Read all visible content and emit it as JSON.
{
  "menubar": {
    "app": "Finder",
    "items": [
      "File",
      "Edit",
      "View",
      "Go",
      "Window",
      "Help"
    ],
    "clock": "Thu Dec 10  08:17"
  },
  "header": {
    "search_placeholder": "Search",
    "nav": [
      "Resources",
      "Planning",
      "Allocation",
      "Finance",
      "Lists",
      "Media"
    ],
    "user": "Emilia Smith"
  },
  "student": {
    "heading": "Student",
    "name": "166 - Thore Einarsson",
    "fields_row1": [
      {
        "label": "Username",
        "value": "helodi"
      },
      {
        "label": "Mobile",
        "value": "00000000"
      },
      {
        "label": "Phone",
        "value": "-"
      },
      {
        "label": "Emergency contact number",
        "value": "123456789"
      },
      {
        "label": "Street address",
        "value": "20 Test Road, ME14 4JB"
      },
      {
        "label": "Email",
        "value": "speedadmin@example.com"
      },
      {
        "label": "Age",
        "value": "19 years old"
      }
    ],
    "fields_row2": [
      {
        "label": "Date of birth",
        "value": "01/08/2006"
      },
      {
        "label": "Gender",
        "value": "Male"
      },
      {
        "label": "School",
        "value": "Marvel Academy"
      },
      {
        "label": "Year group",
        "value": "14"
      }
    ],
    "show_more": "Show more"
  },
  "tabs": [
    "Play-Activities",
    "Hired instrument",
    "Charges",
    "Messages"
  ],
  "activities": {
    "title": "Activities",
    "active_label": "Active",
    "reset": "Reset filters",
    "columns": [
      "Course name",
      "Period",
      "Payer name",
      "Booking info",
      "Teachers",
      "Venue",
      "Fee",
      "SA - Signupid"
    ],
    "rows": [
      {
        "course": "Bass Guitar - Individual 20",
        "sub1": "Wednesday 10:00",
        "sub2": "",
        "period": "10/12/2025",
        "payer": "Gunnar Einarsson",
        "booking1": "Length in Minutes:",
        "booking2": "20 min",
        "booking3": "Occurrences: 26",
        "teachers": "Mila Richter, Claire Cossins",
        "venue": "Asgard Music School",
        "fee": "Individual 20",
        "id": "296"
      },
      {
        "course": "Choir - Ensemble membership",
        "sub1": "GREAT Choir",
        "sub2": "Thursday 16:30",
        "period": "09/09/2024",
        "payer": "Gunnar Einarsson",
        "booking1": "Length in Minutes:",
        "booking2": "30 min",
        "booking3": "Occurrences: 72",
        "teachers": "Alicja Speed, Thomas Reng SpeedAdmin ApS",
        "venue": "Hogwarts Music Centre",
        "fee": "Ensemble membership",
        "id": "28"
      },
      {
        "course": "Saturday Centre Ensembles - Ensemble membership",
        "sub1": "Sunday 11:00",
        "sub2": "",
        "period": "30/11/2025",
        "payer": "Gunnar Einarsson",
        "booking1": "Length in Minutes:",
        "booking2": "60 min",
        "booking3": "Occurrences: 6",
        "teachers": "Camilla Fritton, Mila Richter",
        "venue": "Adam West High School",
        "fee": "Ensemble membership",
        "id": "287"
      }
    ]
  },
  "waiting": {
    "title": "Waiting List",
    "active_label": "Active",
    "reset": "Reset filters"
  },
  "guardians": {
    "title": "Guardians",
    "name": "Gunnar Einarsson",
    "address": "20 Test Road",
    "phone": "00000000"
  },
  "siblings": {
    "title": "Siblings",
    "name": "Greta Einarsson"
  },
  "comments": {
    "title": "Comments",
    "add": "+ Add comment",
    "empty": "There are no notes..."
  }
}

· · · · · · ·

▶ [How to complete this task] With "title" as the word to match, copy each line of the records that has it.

▶ [Answer to this exercise]
    "title": "Activities",
    "title": "Waiting List",
    "title": "Guardians",
    "title": "Siblings",
    "title": "Comments",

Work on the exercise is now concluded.